On January 24, 2011, the U.S. Supreme Court disagreed. In Thompson v. North American Stainless, LP, 562 U.S. ____ (2011), the court reversed the lower courts, and addressed two issues; first, whether terminating Thompson in retaliation for his fiancée’s EEOC complaint was unlawful under Title VII; and second, whether Thompson had standing to pursue a claim of retaliation in addition to any claim of retaliation by Regalado herself. The court held that any reasonable worker would be dissuaded from filing a charge of discrimination if she believed her fiancé would be terminated because of her complaint.

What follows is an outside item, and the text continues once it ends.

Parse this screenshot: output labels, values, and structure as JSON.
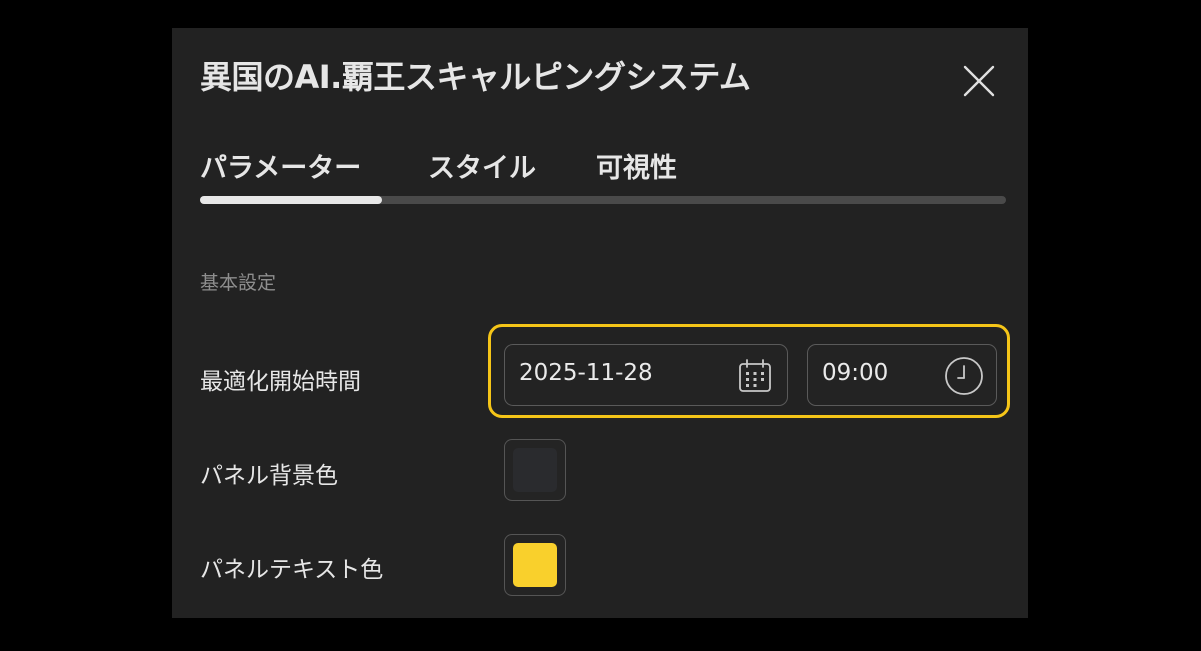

The court further addressed whether Thompson had standing to sue as a “person aggrieved” under Title VII. The court held that a third-party retaliation claim under Title VII must be denied if the plaintiff’s interests are not within the “zone of interests” sought to be protected by Congress. The court held that Thompson falls within the zone of interests protected by Title VII, that he is a person aggrieved, and that he, therefore, has standing to sue under Title VII. The court noted that Thompson was not an accidental victim of retaliation but that injuring Thompson was the employer’s intended means of harming Regalado.

This decision makes great progress in protecting persons aggrieved by unlawful retaliation. The lower courts will have to sort out which third-party employee relationships fall within the “zone of interest” for the purpose of Title VII retaliation cases. Close family members will almost always meet the standard whereas actions against mere acquaintances may not meet the standard. Employers, as always, should be mindful of the timing of adverse employment actions since the temporal proximity of events can give rise to an inference of retaliation for the purposes of establishing a prima facie case of retaliation under Title VII.